- STUDY MATERIAL -

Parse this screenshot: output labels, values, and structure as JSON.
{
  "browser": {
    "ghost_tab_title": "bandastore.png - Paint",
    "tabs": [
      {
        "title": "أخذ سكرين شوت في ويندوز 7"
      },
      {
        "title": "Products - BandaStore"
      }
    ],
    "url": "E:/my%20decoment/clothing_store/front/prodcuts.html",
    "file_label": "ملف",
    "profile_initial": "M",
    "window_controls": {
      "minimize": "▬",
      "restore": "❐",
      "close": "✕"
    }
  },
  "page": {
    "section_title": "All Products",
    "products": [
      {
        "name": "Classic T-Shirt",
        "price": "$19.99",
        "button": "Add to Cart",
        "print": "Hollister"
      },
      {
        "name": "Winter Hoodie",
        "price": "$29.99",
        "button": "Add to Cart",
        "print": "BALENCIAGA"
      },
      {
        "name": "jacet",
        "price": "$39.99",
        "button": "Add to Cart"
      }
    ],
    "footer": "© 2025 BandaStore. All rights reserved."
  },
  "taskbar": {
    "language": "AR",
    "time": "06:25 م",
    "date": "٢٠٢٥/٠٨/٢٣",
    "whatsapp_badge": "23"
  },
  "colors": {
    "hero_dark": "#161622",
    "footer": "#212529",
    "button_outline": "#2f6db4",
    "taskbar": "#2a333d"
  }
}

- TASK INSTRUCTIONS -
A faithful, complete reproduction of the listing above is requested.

- EXERCISE RESULT -
Parse this screenshot: output labels, values, and structure as JSON.
{
  "browser": {
    "ghost_tab_title": "bandastore.png - Paint",
    "tabs": [
      {
        "title": "أخذ سكرين شوت في ويندوز 7"
      },
      {
        "title": "Products - BandaStore"
      }
    ],
    "url": "E:/my%20decoment/clothing_store/front/prodcuts.html",
    "file_label": "ملف",
    "profile_initial": "M",
    "window_controls": {
      "minimize": "▬",
      "restore": "❐",
      "close": "✕"
    }
  },
  "page": {
    "section_title": "All Products",
    "products": [
      {
        "name": "Classic T-Shirt",
        "price": "$19.99",
        "button": "Add to Cart",
        "print": "Hollister"
      },
      {
        "name": "Winter Hoodie",
        "price": "$29.99",
        "button": "Add to Cart",
        "print": "BALENCIAGA"
      },
      {
        "name": "jacet",
        "price": "$39.99",
        "button": "Add to Cart"
      }
    ],
    "footer": "© 2025 BandaStore. All rights reserved."
  },
  "taskbar": {
    "language": "AR",
    "time": "06:25 م",
    "date": "٢٠٢٥/٠٨/٢٣",
    "whatsapp_badge": "23"
  },
  "colors": {
    "hero_dark": "#161622",
    "footer": "#212529",
    "button_outline": "#2f6db4",
    "taskbar": "#2a333d"
  }
}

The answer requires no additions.